*Exercise goal:*
Check each line of the material below for "temp" and copy those where it appears.

# # # # # # #

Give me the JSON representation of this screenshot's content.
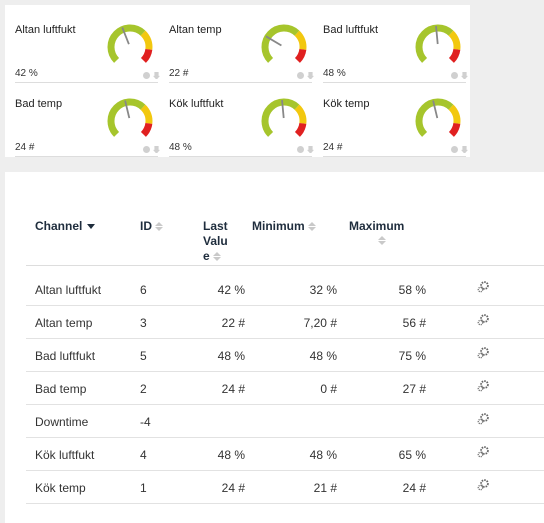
{
  "gauges": [
    {
      "name": "Altan luftfukt",
      "value": "42 %",
      "level": 0.42
    },
    {
      "name": "Altan temp",
      "value": "22 #",
      "level": 0.28
    },
    {
      "name": "Bad luftfukt",
      "value": "48 %",
      "level": 0.48
    },
    {
      "name": "Bad temp",
      "value": "24 #",
      "level": 0.45
    },
    {
      "name": "Kök luftfukt",
      "value": "48 %",
      "level": 0.48
    },
    {
      "name": "Kök temp",
      "value": "24 #",
      "level": 0.45
    }
  ],
  "table": {
    "headers": {
      "channel": "Channel",
      "id": "ID",
      "last_value": [
        "Last",
        "Valu",
        "e"
      ],
      "minimum": "Minimum",
      "maximum": "Maximum"
    },
    "rows": [
      {
        "channel": "Altan luftfukt",
        "id": "6",
        "last": "42 %",
        "min": "32 %",
        "max": "58 %"
      },
      {
        "channel": "Altan temp",
        "id": "3",
        "last": "22 #",
        "min": "7,20 #",
        "max": "56 #"
      },
      {
        "channel": "Bad luftfukt",
        "id": "5",
        "last": "48 %",
        "min": "48 %",
        "max": "75 %"
      },
      {
        "channel": "Bad temp",
        "id": "2",
        "last": "24 #",
        "min": "0 #",
        "max": "27 #"
      },
      {
        "channel": "Downtime",
        "id": "-4",
        "last": "",
        "min": "",
        "max": ""
      },
      {
        "channel": "Kök luftfukt",
        "id": "4",
        "last": "48 %",
        "min": "48 %",
        "max": "65 %"
      },
      {
        "channel": "Kök temp",
        "id": "1",
        "last": "24 #",
        "min": "21 #",
        "max": "24 #"
      }
    ]
  },
  "colors": {
    "gauge_green": "#a6c52c",
    "gauge_yellow": "#f2c80f",
    "gauge_red": "#e02020",
    "needle": "#888888"
  }
}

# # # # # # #

*The completed task:*
      "name": "Altan temp",
      "name": "Bad temp",
      "name": "Kök temp",
        "channel": "Altan temp",
        "channel": "Bad temp",
        "channel": "Kök temp",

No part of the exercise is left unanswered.